Competitively, IME has a pretty thin field to run against. Only a few burst buffer projects exist worldwide, and less than a handful are ready for consideration by production sites.  Its broader feature set is certainly an advantage. In addition, IME is the only burst buffer that’s independent – not tied to any specific server or even storage manufacturer’s gear.  Earlier versions of IME were tested by Oakridge National Lab, Texas Advanced Computing Center (TACC), and ICHEC, to name a few, and many early tests have published results presented at SC, ISC, Cray User Group, RICE Oil & Gas, and many specialized conferences. At SC16 two weeks ago, JCAHPC announced the fastest computer in Japan and published their IME results from that system. Weighing in at #6 in the Top500 and the Green500, Oakforest-PACS leverages ~2.5 racks of DDN IME14K equipment for 1.56 TB/s data access. As a point of comparison, other TB/s+ file systems require 10 to several 100x the gear.

More major sites will declare their IME usage this year with some truly spectacular performance numbers.  And in general, the burst buffer will continue to gain its place as a standard layer within HPC during the next several years and has already starting to cross into the commercial side of computing.

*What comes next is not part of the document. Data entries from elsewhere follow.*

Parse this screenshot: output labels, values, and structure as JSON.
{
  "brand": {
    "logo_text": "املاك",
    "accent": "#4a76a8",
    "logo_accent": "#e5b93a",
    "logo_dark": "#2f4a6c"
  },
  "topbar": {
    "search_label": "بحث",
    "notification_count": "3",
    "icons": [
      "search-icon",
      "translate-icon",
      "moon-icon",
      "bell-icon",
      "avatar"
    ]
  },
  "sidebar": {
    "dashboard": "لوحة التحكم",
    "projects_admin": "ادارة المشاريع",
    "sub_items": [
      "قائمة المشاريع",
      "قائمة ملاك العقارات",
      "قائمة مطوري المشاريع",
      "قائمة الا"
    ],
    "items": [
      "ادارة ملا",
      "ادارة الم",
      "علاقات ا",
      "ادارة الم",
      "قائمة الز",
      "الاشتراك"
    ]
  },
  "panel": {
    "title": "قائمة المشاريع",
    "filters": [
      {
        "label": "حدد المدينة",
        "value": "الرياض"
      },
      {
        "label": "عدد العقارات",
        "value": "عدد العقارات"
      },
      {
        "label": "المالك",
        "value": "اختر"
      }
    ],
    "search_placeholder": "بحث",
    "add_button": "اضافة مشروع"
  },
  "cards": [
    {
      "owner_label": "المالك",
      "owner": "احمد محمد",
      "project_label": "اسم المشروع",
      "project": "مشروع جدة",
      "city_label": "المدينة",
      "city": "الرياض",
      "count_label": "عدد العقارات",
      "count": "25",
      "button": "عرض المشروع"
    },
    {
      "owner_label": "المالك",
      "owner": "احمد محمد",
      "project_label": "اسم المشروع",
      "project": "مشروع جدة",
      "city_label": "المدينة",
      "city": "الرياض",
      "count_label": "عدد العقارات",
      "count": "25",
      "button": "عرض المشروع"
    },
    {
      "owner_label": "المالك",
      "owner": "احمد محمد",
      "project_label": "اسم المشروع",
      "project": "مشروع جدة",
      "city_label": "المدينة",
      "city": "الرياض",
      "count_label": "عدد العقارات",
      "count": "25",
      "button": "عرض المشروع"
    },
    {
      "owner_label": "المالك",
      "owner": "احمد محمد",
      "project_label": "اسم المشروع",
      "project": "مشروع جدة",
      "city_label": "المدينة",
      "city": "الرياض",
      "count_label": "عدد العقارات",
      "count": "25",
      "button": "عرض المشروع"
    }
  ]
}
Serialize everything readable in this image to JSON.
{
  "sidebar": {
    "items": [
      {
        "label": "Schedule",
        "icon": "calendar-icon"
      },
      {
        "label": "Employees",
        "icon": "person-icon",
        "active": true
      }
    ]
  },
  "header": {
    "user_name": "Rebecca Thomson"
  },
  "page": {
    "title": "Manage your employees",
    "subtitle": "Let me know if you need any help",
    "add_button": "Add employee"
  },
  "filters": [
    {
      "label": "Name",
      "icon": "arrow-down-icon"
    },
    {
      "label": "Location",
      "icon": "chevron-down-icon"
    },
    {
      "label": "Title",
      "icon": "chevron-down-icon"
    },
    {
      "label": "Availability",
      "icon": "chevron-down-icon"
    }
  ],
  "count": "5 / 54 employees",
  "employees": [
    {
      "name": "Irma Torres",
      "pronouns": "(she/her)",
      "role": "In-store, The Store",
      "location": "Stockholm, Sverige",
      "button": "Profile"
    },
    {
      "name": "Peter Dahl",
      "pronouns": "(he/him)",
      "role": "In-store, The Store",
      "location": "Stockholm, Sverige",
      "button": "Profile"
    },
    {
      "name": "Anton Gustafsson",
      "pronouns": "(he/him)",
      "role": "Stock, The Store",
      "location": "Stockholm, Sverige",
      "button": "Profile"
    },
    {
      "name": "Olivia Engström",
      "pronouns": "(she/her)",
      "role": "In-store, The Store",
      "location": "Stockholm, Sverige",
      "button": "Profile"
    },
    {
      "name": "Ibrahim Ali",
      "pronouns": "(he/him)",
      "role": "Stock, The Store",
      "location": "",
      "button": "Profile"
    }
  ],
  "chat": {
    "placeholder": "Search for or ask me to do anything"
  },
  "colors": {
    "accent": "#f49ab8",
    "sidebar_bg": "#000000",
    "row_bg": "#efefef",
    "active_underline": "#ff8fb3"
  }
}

No other solutions exist or are on the horizon that fill the needs that the burst buffer addresses, needs that will only increase over time.

For more on IME, take a look here, or if you’re more of a video person, check out what the development team has to say.

  • Laura Shepard